Global Key Message
- Registries are at the core of the Global Monitoring Framework on Non-communicable Diseases (NCDs), which includes a commitment to report on cancer incidence and type as an indicator for the global mortality target of reducing premature NCD deaths by 25% by 2025.
- Population-based cancer registries are the best option to measure and understand the cancer burden in the country by providing national estimates (a subset of the national population can be sufficient for ensuring an adequate coverage of a population based registry).
- The establishment of a cancer registry is always possible, even in low-resource settings.
- Improving both the quantity as well as the quality of population-based registries, particularly in LMICs, is critical for ensuring that cancer prevention and control interventions are making progress.
The Facts – Key Data
- National cancer control plans (NCCPs) in all countries must be based on relevant and accurate incidence data to enable governments to develop effective policies for cancer control.
- Through the systematic collection of information on all cases of cancer from multiple sources occurring in a defined geographic area, a population-based cancer registry (PBCR) informs governments of the size and nature of the cancer burden in the country, and the major cancer risk factors.
- A PBCR is a cost-effective investment to assist countries in setting priorities by identifying cancers with the highest burden, planning for emerging trends, focusing research where it is needed and allocating resources where they will make the greatest difference in cancer mortality and morbidity.
- It is also an invaluable tool for the evaluation of cancer control programmes and policies aimed at reducing the cancer burden in the community.
- Worldwide, there are more than 700 cancer registries. However, Only about 21% of the world’s population is covered by population-based cancer registries, with particularly sparse registration coverage in Asia (8% of the total population) and in Africa (11%).
Meeting the Challenge
Launching and maintaining a population-based cancer registry is feasible in all populations, even in low-resource settings. National Cancer Control Plans are key to promote solutions that are tailored to the population size and available resources taking into account some key components:

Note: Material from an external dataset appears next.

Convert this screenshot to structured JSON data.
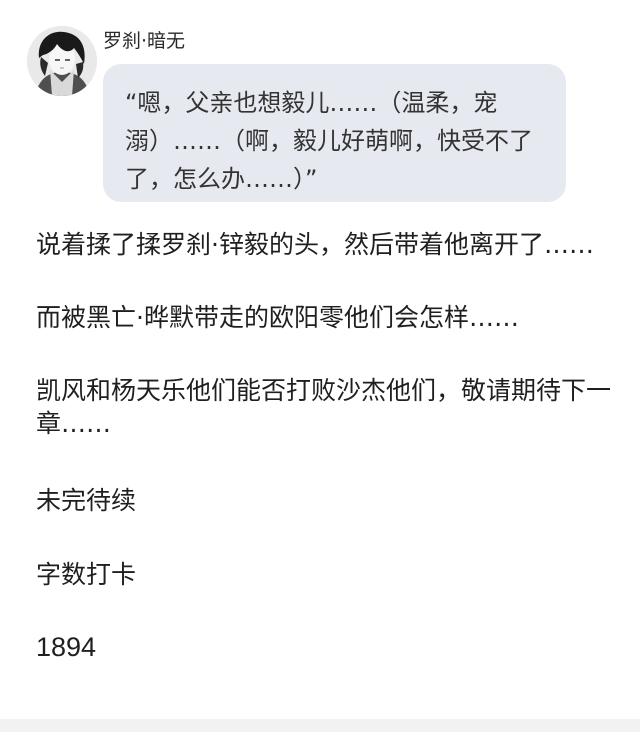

Target Population: A PBCR does not need to have national coverage to be effective. Most of the requirements for planning and monitoring can be achieved through registration of a well-described subset (sample) from the national population, which has access to diagnostic and treatment services.
Data Availability: There are multiple sources of data for cancer registries including diagnostic reports, hospital records and vital statistics. Selection of the best method for data collection will depend on local circumstances, in particular whether there are pre-existing patient registries with the relevant information on the cancer patient and their diagnosis; as well as the willingness of institutions to share data.
Resources mobilisation: Cancer registration requires dedicated qualified staff. The number of staff will depend on the registry size and the complexity of data collection (how many hospitals, pre-existing registers, etc). Institutional support will be key to ensure the participation of health centers and hospitals providing data to the registry staff.
Global Initiative for Cancer Registry Development (GICR)
African Cancer Registry Network
Planning and developing population-based cancer registration in low-and middle-income settings (IARC, WHO, IACR)
In order to catalyse efforts to combat cancer, Turkey defined and implemented NCCPs in 2008-2012 and 2013-2018. These processes have informed Turkey’s slogan “Registry is the most important pillar” of our national cancer control program. In less than 15 years, Turkey has made significant progress. In 2002, Turkey only had 2 local registry centers. In 2014, more than 24 registry centers were active with a population coverage of 62%. Now, these efforts are recognized at the international level. The Registry Center of Izmir has been launched in February 2016 as a regional training hub by the International Agency for Research on Cancer (IARC), one of the ICCP Partners.